Unique tactics keep team afloat


Megan Fahrney, Sports Editor

It was the preseason of junior Elise Larson’s freshman year when her coach told her to go outside to push a football sled. After swimming that morning, the girls varsity swim team took a two-hour break and then returned for their dryland practice. Larson first thought pushing football sleds was irrelevant to swimming, but later realized it helped the team grow closer because they all had to work together to push one football sled.

According to head coach Jon Robin Walker, it was unbelievable watching the girls push the sled. 

“They are hitting them and they drive those football sleds,” said Walker. “The guys should watch the girls move those football sleds.” 

After 33 years of coaching swimming, 27 of which were at Glenbrook North, Walker is entering his last season of coaching and he plans to retire after this school year. 

John Fournier, head junior varsity coach, said during Walker’s career, he has had over 20 teams win conference championships, has over 100 dual meet conference wins and has placed girls at the state meet every year. 

“[Walker] trains … the body and the mind,” said Fournier. “He is not [just] focused on swim, swim, swim. He is also focused on developing them as [well]-rounded young women.”

Walker said when the girls step up on the block, the lane is theirs and they can do whatever they want with it.

“[I tell them], ‘You own your power and therefore you own all responsibility, and that means no blame,’” said Walker. “The blame game, the shame game, is something that we don’t tolerate on our deck.” 
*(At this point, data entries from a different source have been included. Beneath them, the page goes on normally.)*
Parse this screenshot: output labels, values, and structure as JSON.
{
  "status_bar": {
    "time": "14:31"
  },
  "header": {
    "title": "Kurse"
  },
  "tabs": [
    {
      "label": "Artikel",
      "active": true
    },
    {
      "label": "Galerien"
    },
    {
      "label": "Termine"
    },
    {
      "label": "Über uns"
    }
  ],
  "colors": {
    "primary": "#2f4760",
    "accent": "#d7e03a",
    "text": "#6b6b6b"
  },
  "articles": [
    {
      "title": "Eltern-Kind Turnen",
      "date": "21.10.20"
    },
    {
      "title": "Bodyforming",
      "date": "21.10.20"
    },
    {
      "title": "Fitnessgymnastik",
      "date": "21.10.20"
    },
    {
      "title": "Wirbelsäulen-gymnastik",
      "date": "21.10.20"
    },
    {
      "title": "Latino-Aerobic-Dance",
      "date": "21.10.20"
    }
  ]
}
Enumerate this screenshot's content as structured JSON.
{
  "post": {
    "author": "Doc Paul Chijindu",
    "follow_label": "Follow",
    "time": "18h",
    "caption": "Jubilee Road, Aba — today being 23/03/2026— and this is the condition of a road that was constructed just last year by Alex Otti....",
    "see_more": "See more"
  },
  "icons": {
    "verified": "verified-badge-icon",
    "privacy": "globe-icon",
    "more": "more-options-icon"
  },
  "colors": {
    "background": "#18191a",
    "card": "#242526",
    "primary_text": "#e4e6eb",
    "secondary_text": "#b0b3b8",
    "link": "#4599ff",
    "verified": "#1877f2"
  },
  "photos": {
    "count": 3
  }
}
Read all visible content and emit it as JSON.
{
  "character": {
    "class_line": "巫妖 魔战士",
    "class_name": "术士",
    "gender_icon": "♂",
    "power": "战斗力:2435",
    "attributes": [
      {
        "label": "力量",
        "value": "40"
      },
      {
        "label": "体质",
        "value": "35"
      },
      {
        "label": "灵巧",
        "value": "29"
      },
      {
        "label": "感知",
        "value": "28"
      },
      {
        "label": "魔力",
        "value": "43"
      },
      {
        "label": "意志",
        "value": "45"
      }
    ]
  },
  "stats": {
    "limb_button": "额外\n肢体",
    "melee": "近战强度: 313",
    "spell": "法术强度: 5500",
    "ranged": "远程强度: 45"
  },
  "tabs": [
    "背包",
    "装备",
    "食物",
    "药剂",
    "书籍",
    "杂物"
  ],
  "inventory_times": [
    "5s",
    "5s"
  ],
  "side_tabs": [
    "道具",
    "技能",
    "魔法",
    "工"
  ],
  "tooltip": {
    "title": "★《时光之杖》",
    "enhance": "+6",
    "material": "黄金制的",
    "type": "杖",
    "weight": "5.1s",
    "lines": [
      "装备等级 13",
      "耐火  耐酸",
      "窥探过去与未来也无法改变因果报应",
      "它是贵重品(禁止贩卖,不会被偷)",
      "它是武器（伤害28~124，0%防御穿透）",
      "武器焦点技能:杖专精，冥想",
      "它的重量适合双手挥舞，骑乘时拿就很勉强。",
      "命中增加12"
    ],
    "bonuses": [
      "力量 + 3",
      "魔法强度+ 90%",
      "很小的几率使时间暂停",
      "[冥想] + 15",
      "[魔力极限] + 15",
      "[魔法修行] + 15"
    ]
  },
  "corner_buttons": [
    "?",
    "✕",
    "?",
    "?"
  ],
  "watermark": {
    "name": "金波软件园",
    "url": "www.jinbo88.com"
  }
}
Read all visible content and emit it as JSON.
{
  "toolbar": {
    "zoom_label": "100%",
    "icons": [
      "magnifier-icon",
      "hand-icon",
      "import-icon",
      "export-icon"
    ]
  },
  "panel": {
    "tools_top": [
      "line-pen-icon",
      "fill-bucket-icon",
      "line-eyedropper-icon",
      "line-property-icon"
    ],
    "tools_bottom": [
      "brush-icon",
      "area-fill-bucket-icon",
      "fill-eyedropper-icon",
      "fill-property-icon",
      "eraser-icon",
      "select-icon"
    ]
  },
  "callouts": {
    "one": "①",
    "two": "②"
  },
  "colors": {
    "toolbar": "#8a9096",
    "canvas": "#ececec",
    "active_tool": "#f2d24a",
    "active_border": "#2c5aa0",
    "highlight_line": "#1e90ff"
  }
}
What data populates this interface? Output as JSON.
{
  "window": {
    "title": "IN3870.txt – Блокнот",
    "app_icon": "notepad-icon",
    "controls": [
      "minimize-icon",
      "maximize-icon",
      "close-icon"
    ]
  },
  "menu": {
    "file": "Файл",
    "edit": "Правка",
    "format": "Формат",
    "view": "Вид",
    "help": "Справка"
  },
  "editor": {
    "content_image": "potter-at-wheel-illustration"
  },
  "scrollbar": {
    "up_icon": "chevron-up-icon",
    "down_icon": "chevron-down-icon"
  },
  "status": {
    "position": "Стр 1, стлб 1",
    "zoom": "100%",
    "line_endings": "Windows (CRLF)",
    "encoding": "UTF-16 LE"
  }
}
Senior Jaclyn Mattson said before the state meet, Walker sets a timer for the girls’ goal times and has them mentally visualize what it would be like to swim their races.

“I think [visualizing] helps because it gets you thinking in the right mindset,” Mattson said.

According to junior Molly Fraser, Walker assists every athlete, regardless of her ability.

“I had to fix my breaststroke kick, so he gave me a special [piece of equipment] to use that would help me … apply that fix,” Fraser said.

According to Walker, it takes courage to get through a swim season because the team practices four mornings and five afternoons per week. 

“They are challenging themselves physically and their [bodies] adapt.

“I have utmost respect for them,” Walker said.

Walker said on Columbus Day, the girls swam 11,000 yards, or 6.4 miles, a set which required self-discipline and self-control. 

Fraser said Walker is constantly motivating the girls, making it easier to wake up and complete the most difficult sets. He also reassures Fraser that she is stronger than she thinks she is, even when she has a bad race. 

“At the St. Charles [North] Invite, I had a bad swim and I gained a few seconds,” said Fraser. “I was upset after and I was talking to him and he reassured me … that I’m capable of a lot more than I think I am.” 

As of Oct. 26, the team has achieved a dual meet record of 2-5. 

Fraser said at invites, the team has not been placing very high because other schools in the area are performing well, but individually, many of the girls are getting their best times.

Walker said although the girls have had trouble matching up competitively with many teams, there are individual GBN swimmers who compete with the best girls in the state. 

According to Fraser, the swim program will be very different without Walker coaching next year, as he has been at GBN for over 20 years.

“We are comfortable with him, we trust him, and we understand his rules and what he wants us to do, how he wants us to act as a team,” Fraser said. 

When asked about his thoughts on his retirement, Walker said he feels overwhelmed yet grateful. 

“I look at 33 years of missed opportunities,” said Walker. “I should [have been] better … for my team, for my family … I guess I’m not done growing, and I guess that might be a positive thing.”